At the same time, we must regain control over our borders. Uncontrolled immigration is unsustainable.
So, to borrow a favorite line from President Biden, here’s the deal: let’s continue to secure our borders by whatever means prove most effective (even building out the wall in some areas if that’s what it takes). At the same time, let’s offer amnesty to those seeking a legal path to citizenship.
There’s an ongoing, positive post-Trump debate about the Republican Party’s future. As this debate continues, it’s also important to recognize that Trump managed to reposition the GOP in ways that appeal to populist, working-class Americans, much the way Ronald Reagan attracted “Reagan Democrats.”
Reorienting the GOP demographically as the political party that champions the future of America’s working class would be a positive development, one that cuts across several demographic divides and addresses legitimate concerns about growing income disparity without succumbing to unsustainable, unaffordable and sometimes looney progressive nostrums.
Sen. Mitt Romney’s proposed Family Security Act provides a universal child allowance and additional child tax credits. It’s an important step in a similar direction.

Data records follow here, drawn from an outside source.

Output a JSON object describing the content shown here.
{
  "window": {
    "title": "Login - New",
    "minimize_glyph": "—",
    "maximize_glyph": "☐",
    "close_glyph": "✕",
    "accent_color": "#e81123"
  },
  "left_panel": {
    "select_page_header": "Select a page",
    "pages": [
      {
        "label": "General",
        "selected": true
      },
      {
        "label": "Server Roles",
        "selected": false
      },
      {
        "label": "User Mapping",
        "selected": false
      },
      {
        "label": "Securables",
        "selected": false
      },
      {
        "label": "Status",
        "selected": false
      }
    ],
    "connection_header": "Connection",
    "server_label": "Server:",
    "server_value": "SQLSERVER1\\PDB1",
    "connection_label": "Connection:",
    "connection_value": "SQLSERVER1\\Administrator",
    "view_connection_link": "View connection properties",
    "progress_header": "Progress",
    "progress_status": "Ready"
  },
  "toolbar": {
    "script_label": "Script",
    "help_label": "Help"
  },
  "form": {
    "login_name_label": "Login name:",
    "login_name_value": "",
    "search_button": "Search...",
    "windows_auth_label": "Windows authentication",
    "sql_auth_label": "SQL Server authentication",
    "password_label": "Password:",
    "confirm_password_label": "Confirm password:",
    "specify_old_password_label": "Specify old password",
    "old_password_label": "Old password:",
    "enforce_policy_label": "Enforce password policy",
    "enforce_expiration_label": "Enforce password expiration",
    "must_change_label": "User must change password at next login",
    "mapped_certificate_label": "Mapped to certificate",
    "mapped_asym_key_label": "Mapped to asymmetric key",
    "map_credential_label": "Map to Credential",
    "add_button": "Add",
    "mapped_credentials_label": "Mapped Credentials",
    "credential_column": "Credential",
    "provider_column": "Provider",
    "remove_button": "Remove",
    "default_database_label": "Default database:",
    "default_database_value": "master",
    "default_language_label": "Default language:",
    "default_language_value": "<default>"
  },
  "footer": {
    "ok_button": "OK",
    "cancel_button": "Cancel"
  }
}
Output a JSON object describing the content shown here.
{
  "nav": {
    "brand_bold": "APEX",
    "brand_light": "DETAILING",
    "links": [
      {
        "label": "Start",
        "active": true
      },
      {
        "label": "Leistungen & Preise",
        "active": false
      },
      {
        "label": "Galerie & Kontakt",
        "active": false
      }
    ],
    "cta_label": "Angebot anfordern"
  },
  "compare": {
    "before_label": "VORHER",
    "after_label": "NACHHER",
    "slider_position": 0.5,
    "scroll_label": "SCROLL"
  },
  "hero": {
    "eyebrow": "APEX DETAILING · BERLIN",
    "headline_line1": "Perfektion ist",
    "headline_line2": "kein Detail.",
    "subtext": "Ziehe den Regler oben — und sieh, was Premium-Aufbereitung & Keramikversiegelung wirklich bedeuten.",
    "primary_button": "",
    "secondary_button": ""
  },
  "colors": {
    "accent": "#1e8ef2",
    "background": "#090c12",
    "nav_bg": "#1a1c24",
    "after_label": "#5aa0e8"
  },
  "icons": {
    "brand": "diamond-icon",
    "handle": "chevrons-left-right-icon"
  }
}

Bill Clinton sounded almost Reaganesque when he highlighted the importance of rewarding Americans who worked hard and played by the rules. He was right to do so, and the GOP should now go on offense to support policies rewarding hard work and safe, vibrant communities.
Americans are pragmatic, sensible, open-minded, forgiving and fair. They appreciate, recognize and reward hard work. Republicans should again embrace these values and support amnesty and a path to citizenship for those illegal immigrants who, as Bill Clinton noted, are doing the right thing. Voters will reward the GOP accordingly.
Charles Kolb served as Deputy Assistant to the President for Domestic Policy from 1990-1992 in the George H.W. Bush White House